âAll sounds good to me. Want me to send you the tape?â Did I hear him right? Was he offering to send me the tape, just like that?
We talked some more. He told me some amazing stories about getting into jazz while he was in the army, becoming Muslim, and then getting disillusioned with Islam, when his fellow worshippers, mistakenly thought he was Jewish and peppered him with anti-Semitic insults.
It was this path that made him the perfect person to interview Coltrane in 1958 â because both men were open, searching, sincere, and highly intelligent. What a conversation they had. Coltrane had grown up with two wonderful Methodist minister grandfathers and appreciated that religion. His wife at the time was Muslim. He appreciated that religion. And he told August âI was disappointed to find out how many religions there are in the world.â How could they each be right, he wondered.

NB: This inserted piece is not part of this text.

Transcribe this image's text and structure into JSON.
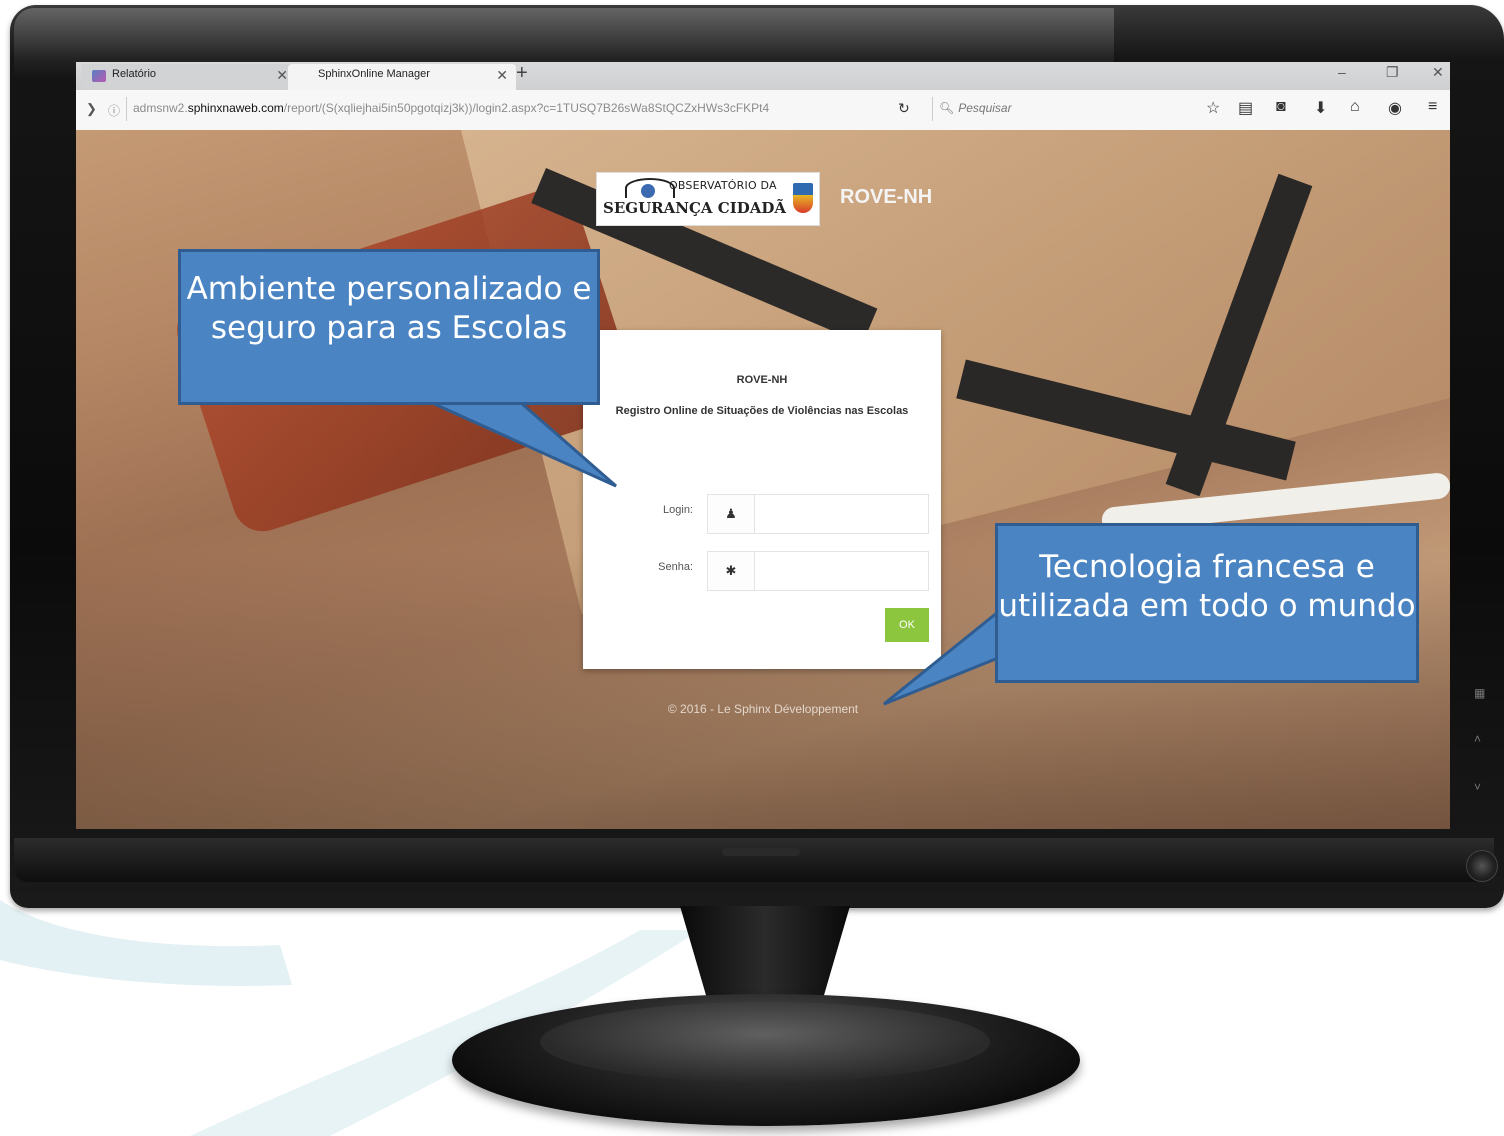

It was important because this was near the beginning of Coltraneâs spiritual quest â his search for âone-nessâ in the universe, his search for and desire for peace and brotherhood for all on this planet. August knew what he meant as few others at that time could have. It was an important conversation, and that we have a record of it, is huge. August had the depth and the good sense to talk with an artist about his feelings about God.
My dis-belief did not stop there. A few days later, in the mail, I received a small package. I opened it up and stood there, nearly trembling. August had packed up and mailed to me the original reel-to-reel tape of that interview.
I was stunned. How could he trust me this way after one conversation? Who was this remarkable, selfless and generous man, who really wanted to share these thoughts and feelings about the nature of life with others?
I sent the tape- carefully â to a top restoration specialist in Florida, had him fix it up and return it. Then I â carefully â packed up the original and a bunch of CD copies and returned them, as promised to August.
He continued to freely hand out copies of the CDs over the years â to friends like Carlos Santana and perhaps anyone who asked for one. He truly meant what he had said â that the interview existed for people to hear it. He was delighted with the way it was used in the documentary, and I was not only grateful for that, but delighted to meet such a remarkable soul.
producer "Tell Me How Long Trane's Been Gone"
4631 Pine Street, #E-410
Philadelphia, PAÂ 19143